START RECORDS TO USE

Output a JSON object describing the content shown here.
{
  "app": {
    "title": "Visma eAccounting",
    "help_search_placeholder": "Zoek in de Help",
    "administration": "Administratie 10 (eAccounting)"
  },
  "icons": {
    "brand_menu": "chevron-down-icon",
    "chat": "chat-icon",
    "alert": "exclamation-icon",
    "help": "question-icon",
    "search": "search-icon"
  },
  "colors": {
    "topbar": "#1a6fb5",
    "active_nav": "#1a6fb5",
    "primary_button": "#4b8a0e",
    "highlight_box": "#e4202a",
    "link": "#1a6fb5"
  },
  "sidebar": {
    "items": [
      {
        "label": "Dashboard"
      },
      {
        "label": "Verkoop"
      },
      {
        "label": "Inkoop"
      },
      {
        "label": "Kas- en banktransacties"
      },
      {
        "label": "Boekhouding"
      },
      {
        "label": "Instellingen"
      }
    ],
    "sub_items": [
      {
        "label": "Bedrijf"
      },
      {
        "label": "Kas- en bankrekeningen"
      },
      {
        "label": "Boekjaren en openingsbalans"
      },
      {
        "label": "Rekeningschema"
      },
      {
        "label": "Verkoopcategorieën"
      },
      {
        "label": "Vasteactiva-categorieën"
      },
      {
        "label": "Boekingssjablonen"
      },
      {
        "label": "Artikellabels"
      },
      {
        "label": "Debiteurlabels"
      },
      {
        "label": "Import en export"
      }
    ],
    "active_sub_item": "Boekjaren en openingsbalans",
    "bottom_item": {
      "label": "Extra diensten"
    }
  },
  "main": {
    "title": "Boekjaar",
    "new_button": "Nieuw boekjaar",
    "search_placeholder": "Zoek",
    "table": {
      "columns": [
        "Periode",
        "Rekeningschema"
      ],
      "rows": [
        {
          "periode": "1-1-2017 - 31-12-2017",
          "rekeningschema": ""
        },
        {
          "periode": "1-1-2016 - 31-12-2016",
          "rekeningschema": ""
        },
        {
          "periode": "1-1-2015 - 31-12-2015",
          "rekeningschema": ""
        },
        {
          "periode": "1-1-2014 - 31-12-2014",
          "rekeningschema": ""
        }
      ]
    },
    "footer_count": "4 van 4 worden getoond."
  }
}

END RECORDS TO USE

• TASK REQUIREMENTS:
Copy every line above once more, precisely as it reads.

• TASK SOLUTION:
Output a JSON object describing the content shown here.
{
  "app": {
    "title": "Visma eAccounting",
    "help_search_placeholder": "Zoek in de Help",
    "administration": "Administratie 10 (eAccounting)"
  },
  "icons": {
    "brand_menu": "chevron-down-icon",
    "chat": "chat-icon",
    "alert": "exclamation-icon",
    "help": "question-icon",
    "search": "search-icon"
  },
  "colors": {
    "topbar": "#1a6fb5",
    "active_nav": "#1a6fb5",
    "primary_button": "#4b8a0e",
    "highlight_box": "#e4202a",
    "link": "#1a6fb5"
  },
  "sidebar": {
    "items": [
      {
        "label": "Dashboard"
      },
      {
        "label": "Verkoop"
      },
      {
        "label": "Inkoop"
      },
      {
        "label": "Kas- en banktransacties"
      },
      {
        "label": "Boekhouding"
      },
      {
        "label": "Instellingen"
      }
    ],
    "sub_items": [
      {
        "label": "Bedrijf"
      },
      {
        "label": "Kas- en bankrekeningen"
      },
      {
        "label": "Boekjaren en openingsbalans"
      },
      {
        "label": "Rekeningschema"
      },
      {
        "label": "Verkoopcategorieën"
      },
      {
        "label": "Vasteactiva-categorieën"
      },
      {
        "label": "Boekingssjablonen"
      },
      {
        "label": "Artikellabels"
      },
      {
        "label": "Debiteurlabels"
      },
      {
        "label": "Import en export"
      }
    ],
    "active_sub_item": "Boekjaren en openingsbalans",
    "bottom_item": {
      "label": "Extra diensten"
    }
  },
  "main": {
    "title": "Boekjaar",
    "new_button": "Nieuw boekjaar",
    "search_placeholder": "Zoek",
    "table": {
      "columns": [
        "Periode",
        "Rekeningschema"
      ],
      "rows": [
        {
          "periode": "1-1-2017 - 31-12-2017",
          "rekeningschema": ""
        },
        {
          "periode": "1-1-2016 - 31-12-2016",
          "rekeningschema": ""
        },
        {
          "periode": "1-1-2015 - 31-12-2015",
          "rekeningschema": ""
        },
        {
          "periode": "1-1-2014 - 31-12-2014",
          "rekeningschema": ""
        }
      ]
    },
    "footer_count": "4 van 4 worden getoond."
  }
}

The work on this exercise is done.